Researchers found that honey with more MGO has stronger therapeutic benefits
And this is why there is a UMF grading system for Manuka honey, honey with more MGO has a higher value.
The grading system will help you choose the one that fits your pet’s needs.
When using Manuka honey for healing wounds, you want to buy at least UMF1O+.
You need a higher UMF grade product if your pet is a superbug or virus.
You can buy Manuka honey that ranges from UMF5+ up to UMF28+.
A dental study found that a UMF16+ is needed to control oral bacteria.
And to support your dog through kennel cough, you’ll need a UMF20+ or more.
Contact your (holistic) vet for dosing for your pets’ condition.
How much Manuka honey to give your pet?
In general when giving your pet supplements/ remedies they should be given according to your pet’s size and weight
If you’re using Manuka honey internally start your pet off slow and use half of the recommended dose and increase gradually:
• 1/2 tsp twice a day for a small dog or cat– under 20 lbs
• 1 tsp twice a day for a medium dog – 20-60 lbs
• 2 tsp twice a day for a large dog – 60 lbs+
Once your pet has had time to adjust you can slowly increase to the full amounts recommended.
Dogs and cats under the age of 1 should not be fed Manuka honey.
Manuka honey, like all other types of honey, is a source of sugar, so if your pet is diabetic do not give honey to your pet, if your pet is overweight ask your (holistic) vet first.
Most adult pets have no problems taking Manuka honey orally, but you can always check with your (holistic) vet to confirm internal use is OK for your pet.
Excessive consumption of Manuka honey can cause the same problems for pets as for humans when they eat too much sweet stuff.
The vet should be able to determine how much Manuka honey can be used to cure your pet.
Extra caution should be taken when providing honey to pets with low immune system.
Shampoo, ointments, and creams made from Manuka honey are available on the market, but they don’t possess the same healing properties of the actual honey.
Australian Manuka Honey Association, Ministry for Primary Industries, Ovid , Interim labelling guide manuka honey.pdf, Antimicrobial properties of honey.

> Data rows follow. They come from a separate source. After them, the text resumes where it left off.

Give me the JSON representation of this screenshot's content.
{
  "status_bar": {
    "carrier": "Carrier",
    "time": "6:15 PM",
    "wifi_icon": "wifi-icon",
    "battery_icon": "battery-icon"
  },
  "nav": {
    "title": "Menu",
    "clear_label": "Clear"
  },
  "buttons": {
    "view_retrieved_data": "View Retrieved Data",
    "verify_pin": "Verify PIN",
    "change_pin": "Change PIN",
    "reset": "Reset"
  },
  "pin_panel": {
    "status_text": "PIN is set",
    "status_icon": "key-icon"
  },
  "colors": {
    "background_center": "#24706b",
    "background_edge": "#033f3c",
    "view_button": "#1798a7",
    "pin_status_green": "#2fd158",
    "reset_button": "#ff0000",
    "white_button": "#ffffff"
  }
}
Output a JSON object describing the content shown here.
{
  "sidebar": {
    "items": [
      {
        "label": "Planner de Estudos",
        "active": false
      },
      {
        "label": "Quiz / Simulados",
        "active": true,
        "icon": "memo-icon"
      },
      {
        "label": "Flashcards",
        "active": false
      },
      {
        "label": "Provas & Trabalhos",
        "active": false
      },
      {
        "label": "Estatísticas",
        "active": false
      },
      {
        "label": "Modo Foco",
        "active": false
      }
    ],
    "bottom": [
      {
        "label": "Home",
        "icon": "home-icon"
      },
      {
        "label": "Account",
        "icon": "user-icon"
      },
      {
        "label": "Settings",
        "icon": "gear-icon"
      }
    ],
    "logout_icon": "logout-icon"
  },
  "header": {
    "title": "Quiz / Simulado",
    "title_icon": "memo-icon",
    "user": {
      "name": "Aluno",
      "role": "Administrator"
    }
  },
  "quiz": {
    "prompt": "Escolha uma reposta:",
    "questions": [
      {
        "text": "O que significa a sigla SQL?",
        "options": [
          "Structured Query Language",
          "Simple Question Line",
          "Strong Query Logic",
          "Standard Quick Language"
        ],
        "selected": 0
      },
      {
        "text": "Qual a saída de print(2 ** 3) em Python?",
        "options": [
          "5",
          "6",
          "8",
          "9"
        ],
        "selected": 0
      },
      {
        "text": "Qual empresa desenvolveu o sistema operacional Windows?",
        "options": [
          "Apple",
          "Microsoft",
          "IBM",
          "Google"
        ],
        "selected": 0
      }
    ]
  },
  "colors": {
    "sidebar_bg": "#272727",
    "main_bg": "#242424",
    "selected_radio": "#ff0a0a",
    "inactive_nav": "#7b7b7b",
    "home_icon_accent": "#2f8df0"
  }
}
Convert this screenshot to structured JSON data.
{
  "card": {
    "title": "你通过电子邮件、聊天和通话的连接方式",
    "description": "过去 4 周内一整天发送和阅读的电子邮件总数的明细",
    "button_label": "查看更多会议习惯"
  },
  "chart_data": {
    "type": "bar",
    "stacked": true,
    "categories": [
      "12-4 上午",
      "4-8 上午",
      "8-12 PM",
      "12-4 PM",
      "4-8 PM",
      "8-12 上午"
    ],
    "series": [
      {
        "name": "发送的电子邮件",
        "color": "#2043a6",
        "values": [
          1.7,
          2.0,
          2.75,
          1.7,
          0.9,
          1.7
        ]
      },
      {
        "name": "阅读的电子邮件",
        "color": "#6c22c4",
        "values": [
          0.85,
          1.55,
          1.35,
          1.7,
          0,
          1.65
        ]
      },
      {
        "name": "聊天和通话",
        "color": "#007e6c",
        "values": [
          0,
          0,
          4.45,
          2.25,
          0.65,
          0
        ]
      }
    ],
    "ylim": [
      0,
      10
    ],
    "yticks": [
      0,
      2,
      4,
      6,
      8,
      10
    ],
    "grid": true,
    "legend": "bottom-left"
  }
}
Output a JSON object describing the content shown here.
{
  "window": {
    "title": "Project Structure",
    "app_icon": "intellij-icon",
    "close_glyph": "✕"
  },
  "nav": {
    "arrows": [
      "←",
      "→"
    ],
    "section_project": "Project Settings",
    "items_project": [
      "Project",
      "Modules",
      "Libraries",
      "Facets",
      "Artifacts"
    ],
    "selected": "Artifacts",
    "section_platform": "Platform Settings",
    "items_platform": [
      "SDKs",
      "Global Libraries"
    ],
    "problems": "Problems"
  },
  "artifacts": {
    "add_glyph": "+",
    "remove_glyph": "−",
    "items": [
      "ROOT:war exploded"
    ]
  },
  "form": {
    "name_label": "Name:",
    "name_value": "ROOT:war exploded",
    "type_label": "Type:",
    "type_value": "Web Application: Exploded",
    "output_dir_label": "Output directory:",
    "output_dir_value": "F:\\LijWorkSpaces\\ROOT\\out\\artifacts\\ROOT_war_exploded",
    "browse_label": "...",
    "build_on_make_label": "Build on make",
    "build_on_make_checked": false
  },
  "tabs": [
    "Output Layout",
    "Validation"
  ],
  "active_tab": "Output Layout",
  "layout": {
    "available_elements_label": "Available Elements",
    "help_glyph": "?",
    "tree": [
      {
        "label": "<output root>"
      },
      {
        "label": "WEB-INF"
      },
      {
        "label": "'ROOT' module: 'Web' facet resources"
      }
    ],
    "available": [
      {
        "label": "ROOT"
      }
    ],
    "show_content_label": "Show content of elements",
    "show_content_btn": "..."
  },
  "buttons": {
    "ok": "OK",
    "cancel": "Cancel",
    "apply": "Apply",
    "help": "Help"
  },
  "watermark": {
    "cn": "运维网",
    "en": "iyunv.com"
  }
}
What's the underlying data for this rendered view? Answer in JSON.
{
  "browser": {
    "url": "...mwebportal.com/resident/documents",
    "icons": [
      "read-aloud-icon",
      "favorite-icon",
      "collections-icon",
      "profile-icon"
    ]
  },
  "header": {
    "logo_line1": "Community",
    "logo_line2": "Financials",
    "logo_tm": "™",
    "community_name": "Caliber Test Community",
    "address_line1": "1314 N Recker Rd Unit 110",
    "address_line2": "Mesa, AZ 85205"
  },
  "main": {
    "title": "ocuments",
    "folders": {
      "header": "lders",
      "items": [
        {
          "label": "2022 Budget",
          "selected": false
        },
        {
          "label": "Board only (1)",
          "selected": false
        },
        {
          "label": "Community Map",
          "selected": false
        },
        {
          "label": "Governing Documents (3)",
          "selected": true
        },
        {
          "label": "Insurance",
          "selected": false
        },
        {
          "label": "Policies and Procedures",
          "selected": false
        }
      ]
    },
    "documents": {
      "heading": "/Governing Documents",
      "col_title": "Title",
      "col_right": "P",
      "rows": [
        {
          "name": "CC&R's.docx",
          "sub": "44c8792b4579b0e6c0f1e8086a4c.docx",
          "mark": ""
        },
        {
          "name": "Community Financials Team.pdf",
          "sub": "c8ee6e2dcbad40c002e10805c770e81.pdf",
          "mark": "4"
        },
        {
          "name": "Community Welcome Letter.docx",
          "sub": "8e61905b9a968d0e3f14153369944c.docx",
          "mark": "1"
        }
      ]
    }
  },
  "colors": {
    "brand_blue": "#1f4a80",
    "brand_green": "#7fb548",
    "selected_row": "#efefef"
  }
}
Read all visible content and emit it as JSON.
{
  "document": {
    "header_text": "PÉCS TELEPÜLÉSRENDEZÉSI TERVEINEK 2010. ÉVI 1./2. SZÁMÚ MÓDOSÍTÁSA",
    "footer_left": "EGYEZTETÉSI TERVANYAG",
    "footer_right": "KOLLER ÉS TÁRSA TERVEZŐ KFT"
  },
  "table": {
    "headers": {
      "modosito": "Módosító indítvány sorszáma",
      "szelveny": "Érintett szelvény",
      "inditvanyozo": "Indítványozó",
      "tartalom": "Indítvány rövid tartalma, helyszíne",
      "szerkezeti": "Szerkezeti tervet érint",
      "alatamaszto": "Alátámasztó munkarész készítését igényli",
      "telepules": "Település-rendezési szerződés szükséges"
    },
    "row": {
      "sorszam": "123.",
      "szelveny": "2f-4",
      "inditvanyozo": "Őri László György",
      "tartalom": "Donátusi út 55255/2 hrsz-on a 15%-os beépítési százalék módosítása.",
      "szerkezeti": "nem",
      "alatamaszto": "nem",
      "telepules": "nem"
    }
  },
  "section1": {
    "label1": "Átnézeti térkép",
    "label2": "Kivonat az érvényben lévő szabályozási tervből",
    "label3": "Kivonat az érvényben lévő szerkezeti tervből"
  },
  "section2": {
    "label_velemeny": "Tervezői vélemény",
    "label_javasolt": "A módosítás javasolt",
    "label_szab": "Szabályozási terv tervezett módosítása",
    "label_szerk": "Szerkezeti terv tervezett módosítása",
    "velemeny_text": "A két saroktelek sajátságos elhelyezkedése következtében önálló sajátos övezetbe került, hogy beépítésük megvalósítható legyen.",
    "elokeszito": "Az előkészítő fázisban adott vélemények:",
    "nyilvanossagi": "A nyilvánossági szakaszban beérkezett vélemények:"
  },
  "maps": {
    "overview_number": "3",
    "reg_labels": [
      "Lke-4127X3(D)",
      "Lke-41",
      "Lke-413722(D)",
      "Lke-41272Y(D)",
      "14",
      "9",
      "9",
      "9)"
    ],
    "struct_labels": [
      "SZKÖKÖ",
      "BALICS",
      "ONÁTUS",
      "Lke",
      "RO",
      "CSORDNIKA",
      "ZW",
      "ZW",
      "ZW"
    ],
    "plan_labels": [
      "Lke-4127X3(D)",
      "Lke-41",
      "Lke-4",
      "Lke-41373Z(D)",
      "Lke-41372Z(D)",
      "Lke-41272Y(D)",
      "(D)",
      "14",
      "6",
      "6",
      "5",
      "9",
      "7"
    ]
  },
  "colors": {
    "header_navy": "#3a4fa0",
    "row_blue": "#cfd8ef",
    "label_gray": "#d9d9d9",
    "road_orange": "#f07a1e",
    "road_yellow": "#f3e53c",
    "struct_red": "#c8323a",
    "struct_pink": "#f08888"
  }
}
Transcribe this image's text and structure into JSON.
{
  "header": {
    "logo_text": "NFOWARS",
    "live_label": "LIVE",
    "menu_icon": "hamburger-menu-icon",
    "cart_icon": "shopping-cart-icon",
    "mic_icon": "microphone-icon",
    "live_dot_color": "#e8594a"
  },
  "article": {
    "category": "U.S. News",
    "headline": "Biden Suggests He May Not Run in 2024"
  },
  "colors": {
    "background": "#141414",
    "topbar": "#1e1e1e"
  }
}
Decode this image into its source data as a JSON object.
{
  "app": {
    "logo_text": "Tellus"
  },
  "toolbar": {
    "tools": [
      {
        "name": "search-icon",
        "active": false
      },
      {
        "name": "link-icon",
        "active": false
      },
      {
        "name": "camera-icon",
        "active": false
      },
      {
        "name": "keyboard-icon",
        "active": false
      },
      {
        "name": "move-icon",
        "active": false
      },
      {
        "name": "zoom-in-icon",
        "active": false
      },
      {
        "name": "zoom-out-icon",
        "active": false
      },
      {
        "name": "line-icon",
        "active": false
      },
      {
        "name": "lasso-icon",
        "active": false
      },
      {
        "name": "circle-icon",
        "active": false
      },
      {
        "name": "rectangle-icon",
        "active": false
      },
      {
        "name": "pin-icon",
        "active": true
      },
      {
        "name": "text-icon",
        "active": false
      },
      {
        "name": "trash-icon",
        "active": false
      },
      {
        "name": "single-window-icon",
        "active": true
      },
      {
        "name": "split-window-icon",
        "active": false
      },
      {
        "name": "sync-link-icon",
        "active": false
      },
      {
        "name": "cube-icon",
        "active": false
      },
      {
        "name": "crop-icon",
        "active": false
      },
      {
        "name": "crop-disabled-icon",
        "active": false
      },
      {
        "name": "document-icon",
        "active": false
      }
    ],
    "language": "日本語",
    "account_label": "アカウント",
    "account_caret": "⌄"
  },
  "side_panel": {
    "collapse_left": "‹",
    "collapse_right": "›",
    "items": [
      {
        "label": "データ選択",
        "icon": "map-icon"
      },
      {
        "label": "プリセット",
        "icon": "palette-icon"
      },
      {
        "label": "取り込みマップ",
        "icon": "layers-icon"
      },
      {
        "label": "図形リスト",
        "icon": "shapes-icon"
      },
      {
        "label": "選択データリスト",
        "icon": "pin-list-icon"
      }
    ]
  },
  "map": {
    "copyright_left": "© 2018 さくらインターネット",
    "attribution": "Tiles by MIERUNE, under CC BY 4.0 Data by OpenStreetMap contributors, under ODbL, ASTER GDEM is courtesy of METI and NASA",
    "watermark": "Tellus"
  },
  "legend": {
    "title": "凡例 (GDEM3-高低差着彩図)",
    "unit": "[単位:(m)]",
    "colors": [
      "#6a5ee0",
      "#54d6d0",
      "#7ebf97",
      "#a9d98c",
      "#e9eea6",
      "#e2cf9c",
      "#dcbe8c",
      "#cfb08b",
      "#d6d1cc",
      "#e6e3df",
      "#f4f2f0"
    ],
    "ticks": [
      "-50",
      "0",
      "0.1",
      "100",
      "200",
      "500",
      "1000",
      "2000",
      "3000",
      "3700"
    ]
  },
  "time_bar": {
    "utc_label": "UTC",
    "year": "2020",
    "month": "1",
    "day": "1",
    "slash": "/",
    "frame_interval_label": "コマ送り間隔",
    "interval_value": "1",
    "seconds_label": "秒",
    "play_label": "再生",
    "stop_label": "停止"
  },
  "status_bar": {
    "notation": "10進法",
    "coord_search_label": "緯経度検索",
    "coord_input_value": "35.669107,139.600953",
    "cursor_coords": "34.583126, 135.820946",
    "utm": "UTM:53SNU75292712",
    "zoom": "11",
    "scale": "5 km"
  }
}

Published in American journal of therapeutics, Cochrane Library, CAAS 2009 study, PubMed , WebMD , Dogs Naturally
Andrew Matheson & Murray Reid: Practical Beekeeping in New Zealand